- What to work on -
The lines to copy are those with "title" in them. Pull each one from the entries below.

※

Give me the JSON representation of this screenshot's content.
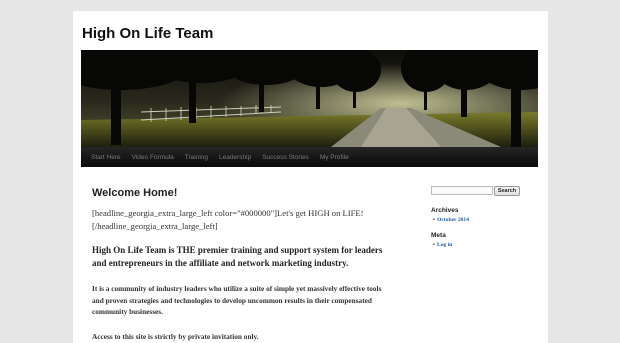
{
  "site": {
    "title": "High On Life Team"
  },
  "nav": {
    "items": [
      {
        "label": "Start Here"
      },
      {
        "label": "Video Formula"
      },
      {
        "label": "Training"
      },
      {
        "label": "Leadership"
      },
      {
        "label": "Success Stories"
      },
      {
        "label": "My Profile"
      }
    ]
  },
  "main": {
    "title": "Welcome Home!",
    "shortcode": "[headline_georgia_extra_large_left color=\"#000000\"]Let's get HIGH on LIFE! [/headline_georgia_extra_large_left]",
    "intro": "High On Life Team is THE premier training and support system for leaders and entrepreneurs in the affiliate and network marketing industry.",
    "body": "It is a community of industry leaders who utilize a suite of simple yet massively effective tools and proven strategies and technologies to develop uncommon results in their compensated community businesses.",
    "access_note": "Access to this site is strictly by private invitation only."
  },
  "sidebar": {
    "search": {
      "value": "",
      "placeholder": "",
      "button_label": "Search"
    },
    "archives": {
      "title": "Archives",
      "items": [
        "October 2014"
      ]
    },
    "meta": {
      "title": "Meta",
      "items": [
        "Log in"
      ]
    }
  },
  "colors": {
    "background": "#e6e6e6",
    "nav_bg": "#1a1a1a",
    "link": "#1b5aa8"
  }
}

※

- Exercise output -
    "title": "High On Life Team"
    "title": "Welcome Home!",
      "title": "Archives",
      "title": "Meta",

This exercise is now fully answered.